━━━ Given entries ━━━

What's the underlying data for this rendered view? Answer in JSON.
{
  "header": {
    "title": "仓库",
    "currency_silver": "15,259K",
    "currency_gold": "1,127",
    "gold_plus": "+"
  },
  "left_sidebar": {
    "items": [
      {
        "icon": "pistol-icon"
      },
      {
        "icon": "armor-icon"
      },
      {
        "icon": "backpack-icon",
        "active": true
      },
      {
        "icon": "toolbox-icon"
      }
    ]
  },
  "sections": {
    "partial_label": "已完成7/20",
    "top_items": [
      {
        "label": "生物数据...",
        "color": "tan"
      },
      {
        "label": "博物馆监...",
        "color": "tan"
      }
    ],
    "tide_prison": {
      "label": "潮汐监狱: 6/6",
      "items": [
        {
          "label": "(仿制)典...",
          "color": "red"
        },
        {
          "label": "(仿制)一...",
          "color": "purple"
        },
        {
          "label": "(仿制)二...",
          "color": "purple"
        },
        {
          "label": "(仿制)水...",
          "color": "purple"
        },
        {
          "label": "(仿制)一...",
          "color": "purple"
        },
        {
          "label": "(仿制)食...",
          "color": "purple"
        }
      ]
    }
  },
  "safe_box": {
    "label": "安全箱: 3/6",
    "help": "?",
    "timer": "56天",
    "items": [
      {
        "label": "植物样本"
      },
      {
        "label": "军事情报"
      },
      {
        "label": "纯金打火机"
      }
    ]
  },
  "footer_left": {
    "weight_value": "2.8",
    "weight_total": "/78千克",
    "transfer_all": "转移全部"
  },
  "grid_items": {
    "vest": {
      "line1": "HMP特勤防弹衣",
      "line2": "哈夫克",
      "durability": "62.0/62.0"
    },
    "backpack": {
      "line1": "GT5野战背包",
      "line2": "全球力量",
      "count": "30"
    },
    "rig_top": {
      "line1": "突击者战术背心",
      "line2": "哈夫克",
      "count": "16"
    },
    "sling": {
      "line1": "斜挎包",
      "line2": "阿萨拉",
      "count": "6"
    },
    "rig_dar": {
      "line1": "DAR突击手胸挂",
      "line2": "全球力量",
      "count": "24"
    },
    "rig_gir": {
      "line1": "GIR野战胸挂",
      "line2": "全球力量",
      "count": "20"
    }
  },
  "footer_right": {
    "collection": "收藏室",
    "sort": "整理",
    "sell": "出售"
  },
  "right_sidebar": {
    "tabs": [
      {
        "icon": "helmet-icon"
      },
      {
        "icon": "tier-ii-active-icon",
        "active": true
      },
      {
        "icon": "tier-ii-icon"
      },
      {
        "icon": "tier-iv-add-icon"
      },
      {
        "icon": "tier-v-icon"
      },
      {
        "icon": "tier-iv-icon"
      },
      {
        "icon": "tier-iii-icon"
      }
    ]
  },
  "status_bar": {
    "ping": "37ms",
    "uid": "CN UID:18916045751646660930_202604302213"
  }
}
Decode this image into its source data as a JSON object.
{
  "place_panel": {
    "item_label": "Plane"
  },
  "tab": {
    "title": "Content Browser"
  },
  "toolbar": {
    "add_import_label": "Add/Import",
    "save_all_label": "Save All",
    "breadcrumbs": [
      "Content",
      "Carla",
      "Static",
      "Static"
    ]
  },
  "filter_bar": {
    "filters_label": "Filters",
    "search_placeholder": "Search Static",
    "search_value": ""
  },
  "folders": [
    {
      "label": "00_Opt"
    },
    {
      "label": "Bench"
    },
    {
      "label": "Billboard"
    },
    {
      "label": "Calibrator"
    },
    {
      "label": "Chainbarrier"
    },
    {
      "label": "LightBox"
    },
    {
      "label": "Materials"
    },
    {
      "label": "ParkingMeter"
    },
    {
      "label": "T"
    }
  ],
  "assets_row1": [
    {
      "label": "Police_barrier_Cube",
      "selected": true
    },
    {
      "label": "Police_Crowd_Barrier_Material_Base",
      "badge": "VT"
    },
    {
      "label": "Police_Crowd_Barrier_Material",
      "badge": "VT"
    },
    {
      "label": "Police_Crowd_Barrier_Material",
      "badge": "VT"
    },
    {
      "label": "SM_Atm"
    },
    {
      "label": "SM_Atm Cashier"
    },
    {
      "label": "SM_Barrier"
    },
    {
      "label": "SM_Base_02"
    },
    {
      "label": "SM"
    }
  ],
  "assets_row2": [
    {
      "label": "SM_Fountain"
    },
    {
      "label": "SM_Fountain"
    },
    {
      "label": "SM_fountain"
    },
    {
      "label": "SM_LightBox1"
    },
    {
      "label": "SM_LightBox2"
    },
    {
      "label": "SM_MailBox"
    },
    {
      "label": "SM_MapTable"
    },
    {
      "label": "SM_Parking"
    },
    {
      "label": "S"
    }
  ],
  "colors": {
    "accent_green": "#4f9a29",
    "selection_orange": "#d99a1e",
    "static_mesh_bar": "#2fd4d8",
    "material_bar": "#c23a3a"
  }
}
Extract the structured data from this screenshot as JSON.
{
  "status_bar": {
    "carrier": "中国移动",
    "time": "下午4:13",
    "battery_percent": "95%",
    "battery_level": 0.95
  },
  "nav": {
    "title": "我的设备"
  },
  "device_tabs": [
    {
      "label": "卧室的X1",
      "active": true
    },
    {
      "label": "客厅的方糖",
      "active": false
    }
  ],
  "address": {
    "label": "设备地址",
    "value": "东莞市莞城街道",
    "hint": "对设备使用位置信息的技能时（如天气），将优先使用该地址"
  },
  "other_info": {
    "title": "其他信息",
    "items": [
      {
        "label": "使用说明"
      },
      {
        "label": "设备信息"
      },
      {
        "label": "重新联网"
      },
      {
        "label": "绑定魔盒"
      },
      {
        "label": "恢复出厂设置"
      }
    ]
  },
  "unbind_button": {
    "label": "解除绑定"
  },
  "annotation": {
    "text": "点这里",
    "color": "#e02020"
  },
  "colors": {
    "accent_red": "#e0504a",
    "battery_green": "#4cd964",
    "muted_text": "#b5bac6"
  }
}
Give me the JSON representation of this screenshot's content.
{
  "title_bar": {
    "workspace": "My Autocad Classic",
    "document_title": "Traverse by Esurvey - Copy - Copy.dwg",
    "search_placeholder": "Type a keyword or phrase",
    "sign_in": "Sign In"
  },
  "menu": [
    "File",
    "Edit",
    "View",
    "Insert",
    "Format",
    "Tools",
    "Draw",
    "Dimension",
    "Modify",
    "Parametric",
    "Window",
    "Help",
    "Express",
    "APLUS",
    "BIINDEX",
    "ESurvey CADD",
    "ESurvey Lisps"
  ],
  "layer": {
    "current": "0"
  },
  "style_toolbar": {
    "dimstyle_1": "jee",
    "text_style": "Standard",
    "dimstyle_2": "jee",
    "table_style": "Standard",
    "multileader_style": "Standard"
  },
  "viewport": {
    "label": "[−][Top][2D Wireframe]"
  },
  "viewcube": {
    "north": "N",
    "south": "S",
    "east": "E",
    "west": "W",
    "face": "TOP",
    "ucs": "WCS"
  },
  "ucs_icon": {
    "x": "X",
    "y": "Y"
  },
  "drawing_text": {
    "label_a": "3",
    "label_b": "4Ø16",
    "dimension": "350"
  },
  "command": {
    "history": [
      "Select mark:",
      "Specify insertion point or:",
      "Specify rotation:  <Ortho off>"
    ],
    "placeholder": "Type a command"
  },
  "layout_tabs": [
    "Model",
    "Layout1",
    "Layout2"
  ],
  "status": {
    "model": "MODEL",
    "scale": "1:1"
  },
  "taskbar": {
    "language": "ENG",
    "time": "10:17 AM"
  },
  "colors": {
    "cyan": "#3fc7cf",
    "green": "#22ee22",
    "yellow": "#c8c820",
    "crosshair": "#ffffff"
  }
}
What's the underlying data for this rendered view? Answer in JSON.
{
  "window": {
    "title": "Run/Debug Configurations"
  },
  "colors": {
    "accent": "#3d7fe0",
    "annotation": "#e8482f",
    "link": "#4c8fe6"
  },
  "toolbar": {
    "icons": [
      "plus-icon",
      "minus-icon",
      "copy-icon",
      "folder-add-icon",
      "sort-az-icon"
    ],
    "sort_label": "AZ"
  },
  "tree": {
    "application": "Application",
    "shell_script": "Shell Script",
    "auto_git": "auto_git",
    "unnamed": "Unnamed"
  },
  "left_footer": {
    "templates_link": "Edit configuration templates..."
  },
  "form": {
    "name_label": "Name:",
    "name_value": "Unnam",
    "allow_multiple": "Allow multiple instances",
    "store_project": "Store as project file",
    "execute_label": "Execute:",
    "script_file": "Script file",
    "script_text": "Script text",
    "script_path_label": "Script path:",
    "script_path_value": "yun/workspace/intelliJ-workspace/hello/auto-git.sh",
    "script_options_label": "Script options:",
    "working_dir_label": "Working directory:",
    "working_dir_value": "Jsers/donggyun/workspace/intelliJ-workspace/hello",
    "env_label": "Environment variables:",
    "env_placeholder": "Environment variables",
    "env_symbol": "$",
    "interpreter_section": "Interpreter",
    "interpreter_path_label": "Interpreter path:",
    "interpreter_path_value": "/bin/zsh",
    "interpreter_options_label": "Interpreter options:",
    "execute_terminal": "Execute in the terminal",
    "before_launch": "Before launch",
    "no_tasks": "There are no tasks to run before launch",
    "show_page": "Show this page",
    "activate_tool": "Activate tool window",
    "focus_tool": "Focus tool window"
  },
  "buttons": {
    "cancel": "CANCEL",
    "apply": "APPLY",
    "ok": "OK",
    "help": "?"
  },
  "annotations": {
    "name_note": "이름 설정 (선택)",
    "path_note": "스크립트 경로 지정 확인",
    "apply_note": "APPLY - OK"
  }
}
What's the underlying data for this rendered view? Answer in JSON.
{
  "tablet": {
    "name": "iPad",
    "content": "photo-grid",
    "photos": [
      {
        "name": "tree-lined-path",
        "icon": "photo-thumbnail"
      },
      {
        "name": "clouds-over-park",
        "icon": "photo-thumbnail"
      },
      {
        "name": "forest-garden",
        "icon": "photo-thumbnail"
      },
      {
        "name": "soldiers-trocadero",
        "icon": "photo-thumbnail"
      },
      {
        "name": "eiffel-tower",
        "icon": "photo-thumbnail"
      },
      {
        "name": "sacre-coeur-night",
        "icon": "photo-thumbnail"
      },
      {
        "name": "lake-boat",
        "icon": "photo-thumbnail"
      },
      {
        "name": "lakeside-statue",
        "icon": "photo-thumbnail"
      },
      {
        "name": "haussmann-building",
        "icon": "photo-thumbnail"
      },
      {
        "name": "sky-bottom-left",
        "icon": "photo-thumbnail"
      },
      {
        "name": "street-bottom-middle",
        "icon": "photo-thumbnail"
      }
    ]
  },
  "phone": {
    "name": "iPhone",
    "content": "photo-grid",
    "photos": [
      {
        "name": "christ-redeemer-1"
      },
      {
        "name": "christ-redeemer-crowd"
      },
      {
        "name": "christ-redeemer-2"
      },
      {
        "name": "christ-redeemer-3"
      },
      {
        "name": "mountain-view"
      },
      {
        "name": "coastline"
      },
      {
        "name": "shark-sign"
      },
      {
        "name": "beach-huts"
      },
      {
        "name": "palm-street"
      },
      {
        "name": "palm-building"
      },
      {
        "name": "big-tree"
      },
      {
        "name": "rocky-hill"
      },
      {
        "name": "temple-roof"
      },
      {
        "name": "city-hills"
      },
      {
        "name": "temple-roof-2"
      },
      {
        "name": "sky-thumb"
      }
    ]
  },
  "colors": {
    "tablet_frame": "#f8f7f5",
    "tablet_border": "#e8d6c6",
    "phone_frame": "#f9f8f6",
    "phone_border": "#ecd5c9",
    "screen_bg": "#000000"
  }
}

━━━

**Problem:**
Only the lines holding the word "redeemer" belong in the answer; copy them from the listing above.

**Result of this exercise:**
        "name": "christ-redeemer-1"
        "name": "christ-redeemer-crowd"
        "name": "christ-redeemer-2"
        "name": "christ-redeemer-3"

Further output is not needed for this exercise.